The task ▸ Read through the records. Copy each line that has the word "groups".

Material for this task START

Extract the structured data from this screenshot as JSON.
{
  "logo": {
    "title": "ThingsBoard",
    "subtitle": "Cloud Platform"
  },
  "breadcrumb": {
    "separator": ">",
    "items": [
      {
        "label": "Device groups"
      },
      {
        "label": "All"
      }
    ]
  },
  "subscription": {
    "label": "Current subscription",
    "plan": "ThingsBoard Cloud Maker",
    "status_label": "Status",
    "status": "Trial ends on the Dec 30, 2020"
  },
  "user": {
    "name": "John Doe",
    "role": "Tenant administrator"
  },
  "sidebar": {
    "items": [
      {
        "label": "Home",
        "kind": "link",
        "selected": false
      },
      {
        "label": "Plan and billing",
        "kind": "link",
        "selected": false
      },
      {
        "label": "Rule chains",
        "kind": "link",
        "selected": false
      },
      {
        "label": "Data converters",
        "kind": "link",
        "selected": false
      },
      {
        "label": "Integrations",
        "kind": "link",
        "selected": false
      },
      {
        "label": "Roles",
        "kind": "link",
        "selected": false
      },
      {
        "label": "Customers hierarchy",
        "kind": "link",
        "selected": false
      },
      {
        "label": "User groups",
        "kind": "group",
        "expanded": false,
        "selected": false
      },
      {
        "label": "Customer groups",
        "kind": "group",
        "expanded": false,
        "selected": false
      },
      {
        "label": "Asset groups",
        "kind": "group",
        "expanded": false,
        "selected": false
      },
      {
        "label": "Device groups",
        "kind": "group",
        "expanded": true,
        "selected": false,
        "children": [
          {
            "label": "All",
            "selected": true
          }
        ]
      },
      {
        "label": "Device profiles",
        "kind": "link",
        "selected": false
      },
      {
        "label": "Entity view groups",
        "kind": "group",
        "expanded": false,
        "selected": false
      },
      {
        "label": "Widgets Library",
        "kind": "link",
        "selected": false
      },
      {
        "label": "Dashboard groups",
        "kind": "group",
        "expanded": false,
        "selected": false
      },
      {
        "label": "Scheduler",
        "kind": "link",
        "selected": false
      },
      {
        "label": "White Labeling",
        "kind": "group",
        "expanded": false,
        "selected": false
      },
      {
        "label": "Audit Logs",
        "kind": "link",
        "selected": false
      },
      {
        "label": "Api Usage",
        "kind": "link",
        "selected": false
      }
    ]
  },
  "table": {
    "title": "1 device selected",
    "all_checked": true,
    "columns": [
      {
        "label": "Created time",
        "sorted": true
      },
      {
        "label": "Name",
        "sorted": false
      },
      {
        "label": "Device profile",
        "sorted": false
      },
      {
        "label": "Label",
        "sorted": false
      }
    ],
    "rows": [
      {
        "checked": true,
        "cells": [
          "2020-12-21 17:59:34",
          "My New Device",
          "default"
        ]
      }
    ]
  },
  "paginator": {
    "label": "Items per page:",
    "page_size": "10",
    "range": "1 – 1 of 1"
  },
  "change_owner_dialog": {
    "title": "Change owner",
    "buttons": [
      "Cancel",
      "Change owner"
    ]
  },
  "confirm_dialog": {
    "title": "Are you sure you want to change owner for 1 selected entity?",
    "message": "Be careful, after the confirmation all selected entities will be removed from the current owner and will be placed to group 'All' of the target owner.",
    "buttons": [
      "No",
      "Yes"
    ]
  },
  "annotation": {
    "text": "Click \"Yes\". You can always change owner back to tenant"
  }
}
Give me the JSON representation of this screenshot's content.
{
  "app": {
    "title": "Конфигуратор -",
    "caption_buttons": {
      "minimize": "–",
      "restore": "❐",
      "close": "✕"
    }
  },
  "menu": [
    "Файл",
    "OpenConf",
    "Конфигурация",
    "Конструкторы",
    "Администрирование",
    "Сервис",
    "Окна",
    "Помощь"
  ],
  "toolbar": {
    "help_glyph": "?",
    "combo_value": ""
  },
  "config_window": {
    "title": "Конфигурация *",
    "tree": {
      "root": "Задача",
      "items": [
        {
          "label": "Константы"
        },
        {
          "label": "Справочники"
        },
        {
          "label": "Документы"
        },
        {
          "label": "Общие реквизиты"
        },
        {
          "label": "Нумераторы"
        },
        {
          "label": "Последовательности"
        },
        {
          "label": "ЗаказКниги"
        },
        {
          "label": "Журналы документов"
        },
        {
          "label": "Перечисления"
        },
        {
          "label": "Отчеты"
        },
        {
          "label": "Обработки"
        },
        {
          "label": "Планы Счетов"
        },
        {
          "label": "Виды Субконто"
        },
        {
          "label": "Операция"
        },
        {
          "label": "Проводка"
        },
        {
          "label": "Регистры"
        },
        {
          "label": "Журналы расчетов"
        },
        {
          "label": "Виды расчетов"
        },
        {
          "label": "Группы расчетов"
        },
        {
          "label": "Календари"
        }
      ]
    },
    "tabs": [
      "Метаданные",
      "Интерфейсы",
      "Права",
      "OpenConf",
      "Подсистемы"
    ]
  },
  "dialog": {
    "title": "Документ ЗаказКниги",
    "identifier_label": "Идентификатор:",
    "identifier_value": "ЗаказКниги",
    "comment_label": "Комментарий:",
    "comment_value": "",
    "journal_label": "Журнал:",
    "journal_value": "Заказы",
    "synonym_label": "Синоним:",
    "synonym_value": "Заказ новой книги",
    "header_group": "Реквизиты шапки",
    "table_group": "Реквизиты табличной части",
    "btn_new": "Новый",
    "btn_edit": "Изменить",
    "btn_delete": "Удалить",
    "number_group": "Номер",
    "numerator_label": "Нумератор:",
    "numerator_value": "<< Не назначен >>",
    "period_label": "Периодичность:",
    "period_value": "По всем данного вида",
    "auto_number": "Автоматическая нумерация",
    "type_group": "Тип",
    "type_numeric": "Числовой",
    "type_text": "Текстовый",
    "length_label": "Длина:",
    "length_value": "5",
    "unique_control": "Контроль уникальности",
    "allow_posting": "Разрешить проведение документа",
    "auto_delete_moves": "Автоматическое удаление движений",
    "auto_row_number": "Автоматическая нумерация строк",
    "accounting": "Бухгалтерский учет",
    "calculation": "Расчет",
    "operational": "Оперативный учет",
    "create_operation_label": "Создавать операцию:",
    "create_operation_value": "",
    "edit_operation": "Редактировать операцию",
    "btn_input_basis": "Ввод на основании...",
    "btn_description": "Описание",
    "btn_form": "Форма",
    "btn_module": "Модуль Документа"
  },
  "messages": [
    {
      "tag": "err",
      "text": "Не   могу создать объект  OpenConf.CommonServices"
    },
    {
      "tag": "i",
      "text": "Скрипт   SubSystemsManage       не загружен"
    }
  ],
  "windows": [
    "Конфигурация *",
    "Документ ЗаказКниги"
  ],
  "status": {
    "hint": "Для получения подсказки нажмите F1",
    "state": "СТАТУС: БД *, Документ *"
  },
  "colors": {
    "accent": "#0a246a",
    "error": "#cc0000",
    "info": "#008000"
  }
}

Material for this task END

Expected answer ▸
        "label": "Device groups"
        "label": "User groups",
        "label": "Customer groups",
        "label": "Asset groups",
        "label": "Device groups",
        "label": "Entity view groups",
        "label": "Dashboard groups",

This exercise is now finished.